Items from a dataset
——
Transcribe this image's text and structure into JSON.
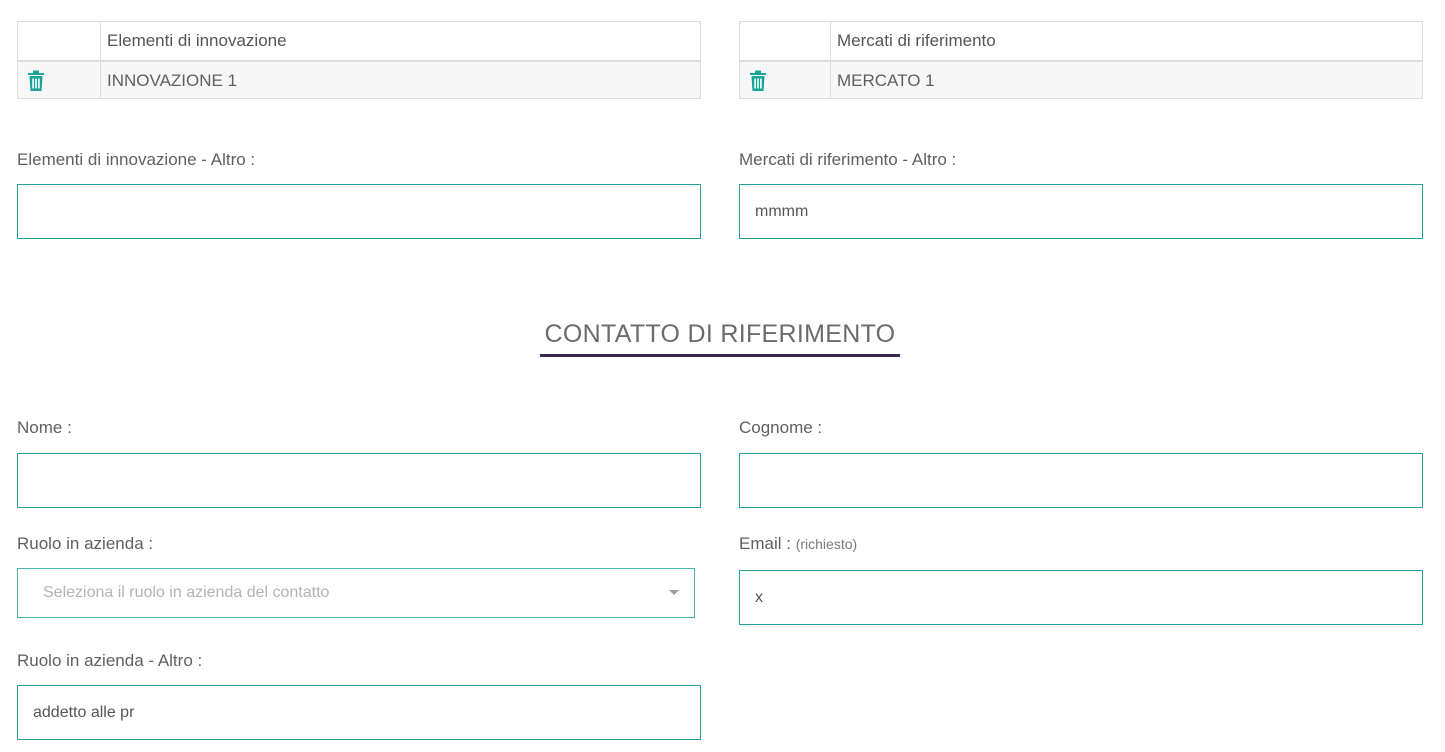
{
  "tables": {
    "innovazione": {
      "header": "Elementi di innovazione",
      "rows": [
        {
          "value": "INNOVAZIONE 1",
          "action_icon": "trash-icon"
        }
      ]
    },
    "mercati": {
      "header": "Mercati di riferimento",
      "rows": [
        {
          "value": "MERCATO 1",
          "action_icon": "trash-icon"
        }
      ]
    }
  },
  "fields": {
    "innovazione_altro": {
      "label": "Elementi di innovazione - Altro :",
      "value": ""
    },
    "mercati_altro": {
      "label": "Mercati di riferimento - Altro :",
      "value": "mmmm"
    },
    "nome": {
      "label": "Nome :",
      "value": ""
    },
    "cognome": {
      "label": "Cognome :",
      "value": ""
    },
    "ruolo": {
      "label": "Ruolo in azienda :",
      "placeholder": "Seleziona il ruolo in azienda del contatto"
    },
    "email": {
      "label": "Email :",
      "required_note": "(richiesto)",
      "value": "x"
    },
    "ruolo_altro": {
      "label": "Ruolo in azienda - Altro :",
      "value": "addetto alle pr"
    }
  },
  "section": {
    "title": "CONTATTO DI RIFERIMENTO"
  },
  "colors": {
    "accent": "#1fa19a",
    "title_underline": "#3b2a4f",
    "icon": "#17a398"
  }
}
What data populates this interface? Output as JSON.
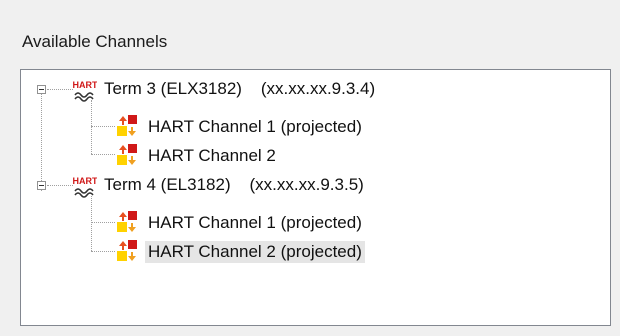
{
  "group": {
    "label": "Available Channels"
  },
  "tree": {
    "terminals": [
      {
        "badge": "HART",
        "label": "Term 3 (ELX3182)    (xx.xx.xx.9.3.4)",
        "channels": [
          {
            "label": "HART Channel 1 (projected)"
          },
          {
            "label": "HART Channel 2"
          }
        ]
      },
      {
        "badge": "HART",
        "label": "Term 4 (EL3182)    (xx.xx.xx.9.3.5)",
        "channels": [
          {
            "label": "HART Channel 1 (projected)"
          },
          {
            "label": "HART Channel 2 (projected)"
          }
        ]
      }
    ],
    "selected_item": "tree.terminals.1.channels.1"
  },
  "colors": {
    "badge_red": "#d01818",
    "icon_orange": "#f0a020",
    "icon_yellow": "#ffd200",
    "selection": "#e5e5e5"
  }
}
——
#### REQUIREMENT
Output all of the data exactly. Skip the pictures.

#### SOLUTION TO THIS TASK
Transcribe this image's text and structure into JSON.
{
  "tables": {
    "innovazione": {
      "header": "Elementi di innovazione",
      "rows": [
        {
          "value": "INNOVAZIONE 1",
          "action_icon": "trash-icon"
        }
      ]
    },
    "mercati": {
      "header": "Mercati di riferimento",
      "rows": [
        {
          "value": "MERCATO 1",
          "action_icon": "trash-icon"
        }
      ]
    }
  },
  "fields": {
    "innovazione_altro": {
      "label": "Elementi di innovazione - Altro :",
      "value": ""
    },
    "mercati_altro": {
      "label": "Mercati di riferimento - Altro :",
      "value": "mmmm"
    },
    "nome": {
      "label": "Nome :",
      "value": ""
    },
    "cognome": {
      "label": "Cognome :",
      "value": ""
    },
    "ruolo": {
      "label": "Ruolo in azienda :",
      "placeholder": "Seleziona il ruolo in azienda del contatto"
    },
    "email": {
      "label": "Email :",
      "required_note": "(richiesto)",
      "value": "x"
    },
    "ruolo_altro": {
      "label": "Ruolo in azienda - Altro :",
      "value": "addetto alle pr"
    }
  },
  "section": {
    "title": "CONTATTO DI RIFERIMENTO"
  },
  "colors": {
    "accent": "#1fa19a",
    "title_underline": "#3b2a4f",
    "icon": "#17a398"
  }
}
What data populates this interface? Output as JSON.
{
  "group": {
    "label": "Available Channels"
  },
  "tree": {
    "terminals": [
      {
        "badge": "HART",
        "label": "Term 3 (ELX3182)    (xx.xx.xx.9.3.4)",
        "channels": [
          {
            "label": "HART Channel 1 (projected)"
          },
          {
            "label": "HART Channel 2"
          }
        ]
      },
      {
        "badge": "HART",
        "label": "Term 4 (EL3182)    (xx.xx.xx.9.3.5)",
        "channels": [
          {
            "label": "HART Channel 1 (projected)"
          },
          {
            "label": "HART Channel 2 (projected)"
          }
        ]
      }
    ],
    "selected_item": "tree.terminals.1.channels.1"
  },
  "colors": {
    "badge_red": "#d01818",
    "icon_orange": "#f0a020",
    "icon_yellow": "#ffd200",
    "selection": "#e5e5e5"
  }
}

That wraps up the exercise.